The threat, he insisted, had to be “uprooted by an international front headed by the United States”.
Fast forward two decades. Mr Netanyahu, now Israel’s prime minister, is warning that the Islamic republic will be on the brink of developing the bomb by the middle of next year.
So how far is Iran from getting the bomb? Timeline estimates are fraught with uncertainty because it is not known how advanced the Iranians may be in their suspected nuclear bomb research.
Most experts believe it would take Iran at least two years to assemble a single nuclear-tipped missile, if it decided to do so.
Some, though, put it at just over half that time while US officials estimate Iran would need 12 to 18 months to build an atomic weapon.
Mr Netanyahu’s calculations are seemingly based on when Iran could have enough medium-enriched uranium to make a sprint to produce sufficient weapon-grade material for one bomb.
With provisos, many analysts agree with him that Iran could be in that position by next summer, although others say Tehran could need even less time.
But even if Iran makes a dash to enrich its uranium stockpile, it would probably need another six months to assemble a “crude nuclear device”, said Mark Fitzpatrick, a senior non-proliferation expert at the International Institute of Strategic Studies in London.
“And to produce a nuclear weapon that could be deliverable by a ballistic missile would take at least another year,” he added in an interview. “So the total time is at least two years.
“And that is only for one weapon. It would be foolhardy for Iran to undertake the risk, only to produce one nuclear weapon.”
Israel, the Middle East’s sole – if undeclared – nuclear-armed superpower is thought to have as many as 200 nuclear warheads.
Mr Fitzpatrick’s timeline, based on a review of open-source materials and discussions with government experts, tallies with a recent report signed by nearly three dozen high-ranking national security officials in the US.
They believe Iran would need between one and four months to produce enough weapons-grade uranium for a single nuclear device.
“Additional time – up to two years according to conservative estimates – would be required for Iran to build a nuclear warhead that would be reliably deliverable by a missile,” said the report, which was published by the Iran Project last month.
Among those endorsing the study – which was based on publicly available documents, – were two former US national security advisers, Zbigniew Brzezinski and Brent Scowcroft, and the former under secretary of state, Thomas Pickering.
Experts, moreover, say any attempt by Tehran to “break out” and make weapons-grade uranium would be spotted by the IAEA, which monitors Iran’s uranium stockpile.
Leon Panetta, the US defence secretary, said last month that Washington also has “pretty good intelligence” on Iran and would know if it decides to make a nuclear weapon.

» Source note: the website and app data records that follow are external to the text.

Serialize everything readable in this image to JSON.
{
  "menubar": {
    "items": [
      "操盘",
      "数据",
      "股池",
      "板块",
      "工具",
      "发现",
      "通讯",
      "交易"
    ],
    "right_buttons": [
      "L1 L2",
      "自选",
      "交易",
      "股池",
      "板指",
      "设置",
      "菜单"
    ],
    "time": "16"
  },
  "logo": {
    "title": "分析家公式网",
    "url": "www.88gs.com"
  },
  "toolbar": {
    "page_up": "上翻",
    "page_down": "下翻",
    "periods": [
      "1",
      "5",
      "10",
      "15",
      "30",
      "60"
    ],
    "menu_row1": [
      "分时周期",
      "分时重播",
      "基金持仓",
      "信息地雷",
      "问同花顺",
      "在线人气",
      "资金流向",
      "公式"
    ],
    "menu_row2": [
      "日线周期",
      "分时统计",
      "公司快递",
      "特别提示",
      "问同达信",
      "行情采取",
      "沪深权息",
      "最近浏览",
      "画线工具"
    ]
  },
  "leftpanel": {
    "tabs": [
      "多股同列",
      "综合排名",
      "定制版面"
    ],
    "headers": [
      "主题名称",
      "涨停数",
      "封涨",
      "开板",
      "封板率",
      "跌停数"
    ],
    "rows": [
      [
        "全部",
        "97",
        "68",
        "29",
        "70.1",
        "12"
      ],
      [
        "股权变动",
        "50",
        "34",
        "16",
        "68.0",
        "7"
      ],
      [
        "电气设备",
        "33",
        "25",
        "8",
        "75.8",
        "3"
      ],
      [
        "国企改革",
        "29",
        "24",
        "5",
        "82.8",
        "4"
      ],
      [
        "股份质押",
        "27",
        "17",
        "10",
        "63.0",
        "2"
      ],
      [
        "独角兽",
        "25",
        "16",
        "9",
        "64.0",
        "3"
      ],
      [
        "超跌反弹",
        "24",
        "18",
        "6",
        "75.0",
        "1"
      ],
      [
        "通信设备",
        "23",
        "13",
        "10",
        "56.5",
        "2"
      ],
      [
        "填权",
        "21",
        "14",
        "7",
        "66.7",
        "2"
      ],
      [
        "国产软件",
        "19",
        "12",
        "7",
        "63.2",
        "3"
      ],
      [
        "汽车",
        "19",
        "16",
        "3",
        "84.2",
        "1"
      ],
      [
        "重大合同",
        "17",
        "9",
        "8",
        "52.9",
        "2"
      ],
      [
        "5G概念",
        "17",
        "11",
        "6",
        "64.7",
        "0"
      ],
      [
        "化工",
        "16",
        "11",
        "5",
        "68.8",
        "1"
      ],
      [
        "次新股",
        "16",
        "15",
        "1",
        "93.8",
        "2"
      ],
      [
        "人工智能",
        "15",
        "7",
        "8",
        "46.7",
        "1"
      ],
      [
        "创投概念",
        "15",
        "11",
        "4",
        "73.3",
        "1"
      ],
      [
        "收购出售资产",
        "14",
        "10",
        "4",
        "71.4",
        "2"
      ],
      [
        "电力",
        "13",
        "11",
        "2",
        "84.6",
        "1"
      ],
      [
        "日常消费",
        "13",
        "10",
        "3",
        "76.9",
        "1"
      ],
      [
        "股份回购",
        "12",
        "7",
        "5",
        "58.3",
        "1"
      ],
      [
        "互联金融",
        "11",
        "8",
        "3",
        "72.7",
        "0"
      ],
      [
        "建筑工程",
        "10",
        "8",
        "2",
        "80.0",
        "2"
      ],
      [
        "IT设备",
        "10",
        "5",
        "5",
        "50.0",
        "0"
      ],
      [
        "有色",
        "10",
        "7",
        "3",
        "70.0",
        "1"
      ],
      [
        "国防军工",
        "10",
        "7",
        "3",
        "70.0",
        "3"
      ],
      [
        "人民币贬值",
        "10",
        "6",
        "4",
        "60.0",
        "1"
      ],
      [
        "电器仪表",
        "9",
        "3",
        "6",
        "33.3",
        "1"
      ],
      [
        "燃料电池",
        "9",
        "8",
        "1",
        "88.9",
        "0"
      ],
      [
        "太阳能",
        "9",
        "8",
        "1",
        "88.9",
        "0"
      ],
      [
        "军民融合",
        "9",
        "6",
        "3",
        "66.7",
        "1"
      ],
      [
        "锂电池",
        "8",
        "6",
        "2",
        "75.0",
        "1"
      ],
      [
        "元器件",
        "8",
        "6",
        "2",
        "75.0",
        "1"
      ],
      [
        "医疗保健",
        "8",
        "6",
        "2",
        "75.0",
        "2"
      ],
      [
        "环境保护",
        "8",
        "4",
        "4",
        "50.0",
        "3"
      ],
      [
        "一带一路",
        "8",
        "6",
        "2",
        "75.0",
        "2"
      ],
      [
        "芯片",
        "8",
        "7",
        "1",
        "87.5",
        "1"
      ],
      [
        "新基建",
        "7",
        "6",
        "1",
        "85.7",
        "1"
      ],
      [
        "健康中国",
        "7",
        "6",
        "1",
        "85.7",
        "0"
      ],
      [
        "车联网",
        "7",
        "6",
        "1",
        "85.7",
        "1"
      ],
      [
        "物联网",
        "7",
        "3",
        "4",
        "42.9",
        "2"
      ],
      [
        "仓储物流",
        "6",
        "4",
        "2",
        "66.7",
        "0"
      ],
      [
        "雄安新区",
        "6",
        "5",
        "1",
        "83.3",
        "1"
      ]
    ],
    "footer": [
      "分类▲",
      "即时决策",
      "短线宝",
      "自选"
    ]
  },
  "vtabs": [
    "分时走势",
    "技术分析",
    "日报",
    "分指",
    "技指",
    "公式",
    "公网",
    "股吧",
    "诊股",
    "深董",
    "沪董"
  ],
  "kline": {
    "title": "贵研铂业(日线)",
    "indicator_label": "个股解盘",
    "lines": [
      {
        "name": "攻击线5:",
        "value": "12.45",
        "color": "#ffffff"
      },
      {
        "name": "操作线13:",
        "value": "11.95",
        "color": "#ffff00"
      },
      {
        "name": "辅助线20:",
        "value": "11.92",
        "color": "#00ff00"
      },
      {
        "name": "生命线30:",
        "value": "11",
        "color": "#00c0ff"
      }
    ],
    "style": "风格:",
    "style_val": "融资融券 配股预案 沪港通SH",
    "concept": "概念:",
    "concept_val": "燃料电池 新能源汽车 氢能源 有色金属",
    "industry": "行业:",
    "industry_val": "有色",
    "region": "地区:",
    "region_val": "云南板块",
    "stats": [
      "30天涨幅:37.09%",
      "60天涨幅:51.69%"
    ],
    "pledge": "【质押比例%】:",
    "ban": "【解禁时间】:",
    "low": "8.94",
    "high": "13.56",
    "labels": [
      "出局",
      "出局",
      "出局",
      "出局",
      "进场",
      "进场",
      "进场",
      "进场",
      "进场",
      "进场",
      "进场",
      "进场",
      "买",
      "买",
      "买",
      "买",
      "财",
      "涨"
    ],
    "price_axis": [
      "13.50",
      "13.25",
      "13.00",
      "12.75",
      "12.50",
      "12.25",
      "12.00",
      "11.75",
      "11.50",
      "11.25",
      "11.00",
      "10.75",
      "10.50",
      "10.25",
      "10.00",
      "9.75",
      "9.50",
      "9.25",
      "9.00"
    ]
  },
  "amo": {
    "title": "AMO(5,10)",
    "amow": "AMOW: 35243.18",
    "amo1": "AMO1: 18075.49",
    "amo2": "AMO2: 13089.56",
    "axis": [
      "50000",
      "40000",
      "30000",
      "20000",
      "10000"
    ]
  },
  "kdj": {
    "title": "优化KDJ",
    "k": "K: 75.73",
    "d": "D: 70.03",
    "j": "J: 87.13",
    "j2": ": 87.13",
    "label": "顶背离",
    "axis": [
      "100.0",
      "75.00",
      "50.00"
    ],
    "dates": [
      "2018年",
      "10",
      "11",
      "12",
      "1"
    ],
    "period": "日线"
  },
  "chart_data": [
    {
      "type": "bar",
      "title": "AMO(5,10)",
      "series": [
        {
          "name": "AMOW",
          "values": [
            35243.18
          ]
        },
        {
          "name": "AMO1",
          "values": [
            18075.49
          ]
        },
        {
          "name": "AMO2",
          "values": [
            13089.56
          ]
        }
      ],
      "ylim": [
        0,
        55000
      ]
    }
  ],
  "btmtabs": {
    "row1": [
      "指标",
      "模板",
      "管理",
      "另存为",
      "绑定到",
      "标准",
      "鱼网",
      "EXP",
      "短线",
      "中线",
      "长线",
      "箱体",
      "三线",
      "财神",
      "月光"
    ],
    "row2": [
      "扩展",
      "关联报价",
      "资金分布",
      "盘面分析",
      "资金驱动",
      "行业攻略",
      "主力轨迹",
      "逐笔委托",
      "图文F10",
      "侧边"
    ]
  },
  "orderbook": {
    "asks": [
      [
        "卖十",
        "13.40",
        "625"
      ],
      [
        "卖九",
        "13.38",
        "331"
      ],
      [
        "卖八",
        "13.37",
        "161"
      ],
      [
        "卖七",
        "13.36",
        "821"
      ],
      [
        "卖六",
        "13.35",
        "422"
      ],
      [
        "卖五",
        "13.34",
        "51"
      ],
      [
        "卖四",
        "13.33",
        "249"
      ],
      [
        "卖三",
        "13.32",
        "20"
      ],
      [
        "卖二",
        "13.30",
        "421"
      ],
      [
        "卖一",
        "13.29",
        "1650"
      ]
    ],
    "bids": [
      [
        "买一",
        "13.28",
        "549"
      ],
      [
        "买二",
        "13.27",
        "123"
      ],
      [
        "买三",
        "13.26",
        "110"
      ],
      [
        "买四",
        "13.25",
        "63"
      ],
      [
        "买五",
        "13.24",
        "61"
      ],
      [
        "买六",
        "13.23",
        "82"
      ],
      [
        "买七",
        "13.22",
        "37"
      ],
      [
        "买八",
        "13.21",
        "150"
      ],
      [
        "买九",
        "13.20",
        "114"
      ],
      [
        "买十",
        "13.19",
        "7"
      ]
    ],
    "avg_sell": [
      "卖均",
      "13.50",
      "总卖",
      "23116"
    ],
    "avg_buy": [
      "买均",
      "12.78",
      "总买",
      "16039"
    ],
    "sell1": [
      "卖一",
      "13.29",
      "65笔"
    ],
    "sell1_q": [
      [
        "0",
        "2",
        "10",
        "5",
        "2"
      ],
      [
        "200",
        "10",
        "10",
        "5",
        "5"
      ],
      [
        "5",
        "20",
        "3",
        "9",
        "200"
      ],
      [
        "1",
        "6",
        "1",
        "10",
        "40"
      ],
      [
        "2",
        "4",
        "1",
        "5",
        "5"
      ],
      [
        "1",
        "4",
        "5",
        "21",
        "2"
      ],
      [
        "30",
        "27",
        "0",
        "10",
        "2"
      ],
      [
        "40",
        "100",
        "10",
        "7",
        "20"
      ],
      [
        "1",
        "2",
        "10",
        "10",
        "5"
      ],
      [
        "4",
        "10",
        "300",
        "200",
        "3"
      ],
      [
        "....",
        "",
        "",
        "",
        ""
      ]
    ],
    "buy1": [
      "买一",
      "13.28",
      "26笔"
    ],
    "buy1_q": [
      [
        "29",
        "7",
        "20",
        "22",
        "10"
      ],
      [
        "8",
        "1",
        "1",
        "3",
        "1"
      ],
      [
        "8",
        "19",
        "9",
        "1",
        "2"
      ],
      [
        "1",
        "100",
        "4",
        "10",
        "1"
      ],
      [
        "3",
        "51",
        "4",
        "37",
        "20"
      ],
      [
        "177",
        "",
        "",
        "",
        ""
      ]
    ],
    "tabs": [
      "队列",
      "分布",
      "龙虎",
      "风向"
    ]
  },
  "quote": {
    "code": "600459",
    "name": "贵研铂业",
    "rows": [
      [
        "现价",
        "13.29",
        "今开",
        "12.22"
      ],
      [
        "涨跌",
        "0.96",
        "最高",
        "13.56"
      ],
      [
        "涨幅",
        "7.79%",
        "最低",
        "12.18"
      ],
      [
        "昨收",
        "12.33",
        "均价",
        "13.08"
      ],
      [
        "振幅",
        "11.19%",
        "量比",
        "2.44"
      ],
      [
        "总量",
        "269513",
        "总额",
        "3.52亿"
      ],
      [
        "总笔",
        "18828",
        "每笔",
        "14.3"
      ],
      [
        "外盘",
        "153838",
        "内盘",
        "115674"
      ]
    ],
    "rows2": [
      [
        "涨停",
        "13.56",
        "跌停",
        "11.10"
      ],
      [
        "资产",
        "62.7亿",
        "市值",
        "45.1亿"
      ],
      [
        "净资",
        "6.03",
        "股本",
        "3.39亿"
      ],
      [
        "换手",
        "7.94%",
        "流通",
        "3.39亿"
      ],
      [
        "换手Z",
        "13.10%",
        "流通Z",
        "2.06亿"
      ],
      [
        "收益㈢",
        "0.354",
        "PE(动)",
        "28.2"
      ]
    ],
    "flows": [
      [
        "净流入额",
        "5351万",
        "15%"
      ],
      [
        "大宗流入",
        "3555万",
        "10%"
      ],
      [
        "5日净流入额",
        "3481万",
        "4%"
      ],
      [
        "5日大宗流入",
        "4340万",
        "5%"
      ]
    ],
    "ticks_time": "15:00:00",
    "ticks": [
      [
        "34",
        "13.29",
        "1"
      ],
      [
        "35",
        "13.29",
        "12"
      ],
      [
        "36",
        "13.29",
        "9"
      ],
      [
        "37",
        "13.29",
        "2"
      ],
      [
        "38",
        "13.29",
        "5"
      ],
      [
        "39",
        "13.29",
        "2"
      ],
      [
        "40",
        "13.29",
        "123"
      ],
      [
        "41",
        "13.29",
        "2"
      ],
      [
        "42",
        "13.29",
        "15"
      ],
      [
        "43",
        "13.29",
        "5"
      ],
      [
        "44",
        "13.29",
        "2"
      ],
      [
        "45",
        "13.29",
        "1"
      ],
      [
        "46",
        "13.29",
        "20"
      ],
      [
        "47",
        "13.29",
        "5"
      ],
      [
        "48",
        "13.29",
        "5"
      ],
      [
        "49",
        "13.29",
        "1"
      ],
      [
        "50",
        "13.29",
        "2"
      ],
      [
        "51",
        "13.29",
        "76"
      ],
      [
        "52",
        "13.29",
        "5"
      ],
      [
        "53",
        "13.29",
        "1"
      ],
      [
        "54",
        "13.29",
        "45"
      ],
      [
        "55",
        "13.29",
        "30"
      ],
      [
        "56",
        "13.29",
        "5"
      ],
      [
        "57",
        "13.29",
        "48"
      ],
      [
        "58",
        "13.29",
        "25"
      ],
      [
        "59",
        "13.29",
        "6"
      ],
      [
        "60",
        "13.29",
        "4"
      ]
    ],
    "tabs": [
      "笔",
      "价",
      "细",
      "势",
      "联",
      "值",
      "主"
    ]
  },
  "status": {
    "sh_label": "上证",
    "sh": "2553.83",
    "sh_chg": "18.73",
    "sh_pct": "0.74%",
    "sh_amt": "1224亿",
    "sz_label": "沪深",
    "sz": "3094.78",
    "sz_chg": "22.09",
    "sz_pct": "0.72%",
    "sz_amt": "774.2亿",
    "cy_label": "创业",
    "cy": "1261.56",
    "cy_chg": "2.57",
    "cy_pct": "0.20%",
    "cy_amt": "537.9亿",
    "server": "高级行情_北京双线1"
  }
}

In that case, the US would have “a little more than a year” to act to stop it – and, he vowed, has the firepower to do so.